>>>
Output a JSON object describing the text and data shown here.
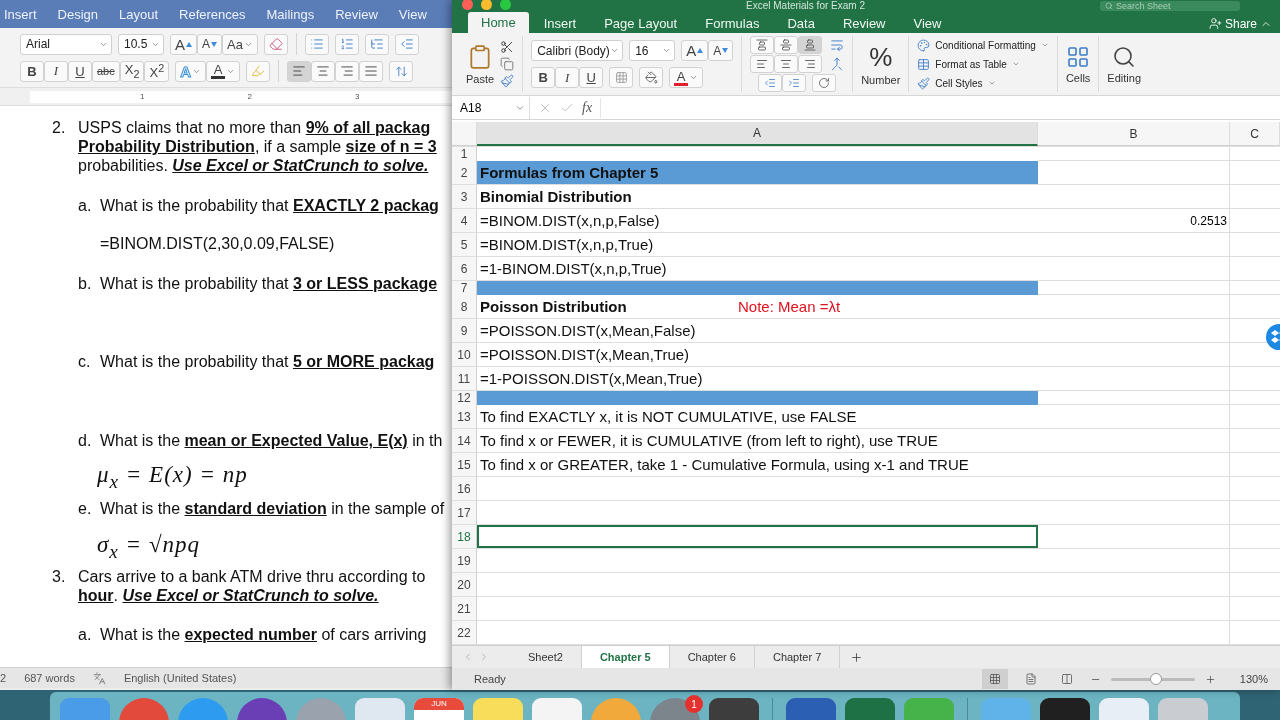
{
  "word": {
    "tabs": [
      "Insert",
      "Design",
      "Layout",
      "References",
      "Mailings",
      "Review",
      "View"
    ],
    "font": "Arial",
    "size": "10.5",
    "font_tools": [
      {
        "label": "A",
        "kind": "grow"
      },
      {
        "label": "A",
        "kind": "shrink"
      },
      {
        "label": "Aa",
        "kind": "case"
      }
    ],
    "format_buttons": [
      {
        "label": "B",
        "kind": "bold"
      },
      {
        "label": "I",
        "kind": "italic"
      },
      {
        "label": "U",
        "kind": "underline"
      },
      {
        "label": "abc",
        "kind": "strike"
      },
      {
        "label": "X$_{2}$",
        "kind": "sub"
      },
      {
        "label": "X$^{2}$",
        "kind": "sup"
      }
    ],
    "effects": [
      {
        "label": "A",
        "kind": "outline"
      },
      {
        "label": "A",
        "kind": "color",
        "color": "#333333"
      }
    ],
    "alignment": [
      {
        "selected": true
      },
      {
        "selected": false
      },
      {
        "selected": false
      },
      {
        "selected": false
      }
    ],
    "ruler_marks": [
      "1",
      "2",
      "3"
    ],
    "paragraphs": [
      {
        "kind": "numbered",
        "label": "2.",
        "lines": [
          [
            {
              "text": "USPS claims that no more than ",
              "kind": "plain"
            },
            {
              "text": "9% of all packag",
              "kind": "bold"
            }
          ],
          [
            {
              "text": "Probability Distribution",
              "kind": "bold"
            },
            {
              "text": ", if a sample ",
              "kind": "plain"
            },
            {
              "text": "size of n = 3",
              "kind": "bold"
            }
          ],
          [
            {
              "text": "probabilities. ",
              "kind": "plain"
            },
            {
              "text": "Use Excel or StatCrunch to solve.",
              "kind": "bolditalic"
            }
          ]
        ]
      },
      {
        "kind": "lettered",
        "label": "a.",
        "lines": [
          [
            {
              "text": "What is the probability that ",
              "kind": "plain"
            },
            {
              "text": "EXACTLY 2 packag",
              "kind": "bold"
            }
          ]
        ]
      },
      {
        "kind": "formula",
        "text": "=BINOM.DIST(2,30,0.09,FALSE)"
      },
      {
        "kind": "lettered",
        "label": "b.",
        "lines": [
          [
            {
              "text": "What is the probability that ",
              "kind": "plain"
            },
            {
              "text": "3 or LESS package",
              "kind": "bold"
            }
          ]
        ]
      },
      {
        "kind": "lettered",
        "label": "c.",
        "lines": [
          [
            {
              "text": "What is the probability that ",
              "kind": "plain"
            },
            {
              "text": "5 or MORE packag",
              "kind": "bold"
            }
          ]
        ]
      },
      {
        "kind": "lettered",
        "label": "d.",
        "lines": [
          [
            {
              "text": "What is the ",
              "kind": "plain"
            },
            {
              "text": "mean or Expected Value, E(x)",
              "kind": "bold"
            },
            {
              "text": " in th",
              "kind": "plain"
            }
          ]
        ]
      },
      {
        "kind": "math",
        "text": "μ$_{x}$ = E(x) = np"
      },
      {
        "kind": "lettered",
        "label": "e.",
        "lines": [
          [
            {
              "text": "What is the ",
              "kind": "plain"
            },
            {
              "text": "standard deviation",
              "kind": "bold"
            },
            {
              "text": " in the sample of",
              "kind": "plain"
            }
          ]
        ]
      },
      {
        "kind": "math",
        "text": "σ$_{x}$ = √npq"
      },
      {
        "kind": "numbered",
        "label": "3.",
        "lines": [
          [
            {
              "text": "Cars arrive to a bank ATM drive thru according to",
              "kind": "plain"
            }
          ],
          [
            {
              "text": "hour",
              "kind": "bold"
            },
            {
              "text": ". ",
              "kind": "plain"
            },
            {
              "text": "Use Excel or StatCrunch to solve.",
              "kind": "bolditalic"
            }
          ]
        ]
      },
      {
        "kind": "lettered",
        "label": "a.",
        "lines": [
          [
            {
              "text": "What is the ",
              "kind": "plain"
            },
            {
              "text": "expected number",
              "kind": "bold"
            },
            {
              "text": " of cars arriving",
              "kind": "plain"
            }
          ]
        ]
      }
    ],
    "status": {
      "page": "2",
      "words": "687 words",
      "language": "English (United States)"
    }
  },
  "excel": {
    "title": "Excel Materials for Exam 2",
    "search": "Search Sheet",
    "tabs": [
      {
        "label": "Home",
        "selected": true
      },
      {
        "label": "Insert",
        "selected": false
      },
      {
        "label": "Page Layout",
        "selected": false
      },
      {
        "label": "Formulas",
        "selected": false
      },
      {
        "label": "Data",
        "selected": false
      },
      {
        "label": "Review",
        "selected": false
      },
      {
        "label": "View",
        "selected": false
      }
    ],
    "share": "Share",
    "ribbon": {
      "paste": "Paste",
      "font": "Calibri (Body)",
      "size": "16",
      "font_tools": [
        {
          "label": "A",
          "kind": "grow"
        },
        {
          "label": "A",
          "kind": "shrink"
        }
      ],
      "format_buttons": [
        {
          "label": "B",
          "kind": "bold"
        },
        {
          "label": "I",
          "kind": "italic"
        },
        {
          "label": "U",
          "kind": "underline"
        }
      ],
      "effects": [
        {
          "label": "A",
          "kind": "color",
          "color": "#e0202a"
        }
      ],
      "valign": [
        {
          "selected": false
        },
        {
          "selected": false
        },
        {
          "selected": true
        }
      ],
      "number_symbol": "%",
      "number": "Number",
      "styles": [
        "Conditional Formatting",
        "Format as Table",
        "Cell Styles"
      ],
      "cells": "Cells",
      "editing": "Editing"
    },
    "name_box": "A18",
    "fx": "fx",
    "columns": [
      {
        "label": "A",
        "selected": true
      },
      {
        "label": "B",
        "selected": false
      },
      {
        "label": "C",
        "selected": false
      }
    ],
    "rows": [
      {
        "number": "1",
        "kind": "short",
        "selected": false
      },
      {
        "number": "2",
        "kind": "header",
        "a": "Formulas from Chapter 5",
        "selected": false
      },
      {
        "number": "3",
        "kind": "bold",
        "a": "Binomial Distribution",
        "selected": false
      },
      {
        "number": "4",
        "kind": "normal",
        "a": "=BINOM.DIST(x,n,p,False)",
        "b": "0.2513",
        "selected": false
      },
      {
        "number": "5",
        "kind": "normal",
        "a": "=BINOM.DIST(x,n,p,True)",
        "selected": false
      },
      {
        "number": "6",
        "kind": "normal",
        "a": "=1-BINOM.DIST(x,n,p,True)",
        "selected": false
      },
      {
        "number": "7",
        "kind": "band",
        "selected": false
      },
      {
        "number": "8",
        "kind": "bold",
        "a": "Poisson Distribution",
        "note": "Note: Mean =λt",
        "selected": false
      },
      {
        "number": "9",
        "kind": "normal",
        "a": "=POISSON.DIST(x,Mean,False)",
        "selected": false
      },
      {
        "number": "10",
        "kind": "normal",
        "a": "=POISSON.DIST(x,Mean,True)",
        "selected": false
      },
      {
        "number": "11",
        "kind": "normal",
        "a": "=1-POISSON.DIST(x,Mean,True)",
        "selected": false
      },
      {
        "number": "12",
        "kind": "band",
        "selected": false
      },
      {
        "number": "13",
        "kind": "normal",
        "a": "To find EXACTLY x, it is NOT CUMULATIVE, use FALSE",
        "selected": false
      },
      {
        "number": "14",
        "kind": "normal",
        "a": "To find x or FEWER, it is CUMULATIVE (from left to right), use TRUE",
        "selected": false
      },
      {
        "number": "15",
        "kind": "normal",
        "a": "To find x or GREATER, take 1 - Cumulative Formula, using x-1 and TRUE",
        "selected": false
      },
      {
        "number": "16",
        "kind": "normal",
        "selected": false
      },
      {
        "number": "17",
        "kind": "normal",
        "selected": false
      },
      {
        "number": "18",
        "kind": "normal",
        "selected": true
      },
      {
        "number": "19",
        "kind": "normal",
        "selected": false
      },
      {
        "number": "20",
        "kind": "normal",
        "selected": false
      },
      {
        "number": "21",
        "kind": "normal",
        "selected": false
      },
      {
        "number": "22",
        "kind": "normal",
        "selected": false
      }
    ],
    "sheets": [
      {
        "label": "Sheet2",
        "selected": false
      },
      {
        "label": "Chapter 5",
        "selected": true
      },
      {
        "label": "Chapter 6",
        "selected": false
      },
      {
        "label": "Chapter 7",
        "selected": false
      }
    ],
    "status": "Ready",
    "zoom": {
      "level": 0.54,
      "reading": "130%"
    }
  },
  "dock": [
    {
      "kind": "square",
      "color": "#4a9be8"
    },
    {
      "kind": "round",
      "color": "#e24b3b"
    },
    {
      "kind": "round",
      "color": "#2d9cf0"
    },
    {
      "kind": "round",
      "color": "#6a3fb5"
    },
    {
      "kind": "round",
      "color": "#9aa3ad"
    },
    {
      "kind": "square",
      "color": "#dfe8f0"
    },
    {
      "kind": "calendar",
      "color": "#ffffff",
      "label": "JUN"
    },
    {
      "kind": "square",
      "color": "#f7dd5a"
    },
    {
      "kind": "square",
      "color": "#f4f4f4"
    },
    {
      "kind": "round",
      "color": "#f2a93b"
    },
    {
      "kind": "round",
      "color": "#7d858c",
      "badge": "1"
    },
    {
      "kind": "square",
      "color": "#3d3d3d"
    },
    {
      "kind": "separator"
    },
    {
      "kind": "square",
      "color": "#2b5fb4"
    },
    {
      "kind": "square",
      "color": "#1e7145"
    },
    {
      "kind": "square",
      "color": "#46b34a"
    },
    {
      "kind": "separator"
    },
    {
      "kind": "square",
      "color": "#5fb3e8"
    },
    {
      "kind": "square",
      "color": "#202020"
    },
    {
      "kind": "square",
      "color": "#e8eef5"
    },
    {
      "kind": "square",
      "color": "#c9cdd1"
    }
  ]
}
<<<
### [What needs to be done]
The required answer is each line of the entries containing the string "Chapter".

### [Result of this exercise]
        "a": "Formulas from Chapter 5",
        "label": "Chapter 5",
        "label": "Chapter 6",
        "label": "Chapter 7",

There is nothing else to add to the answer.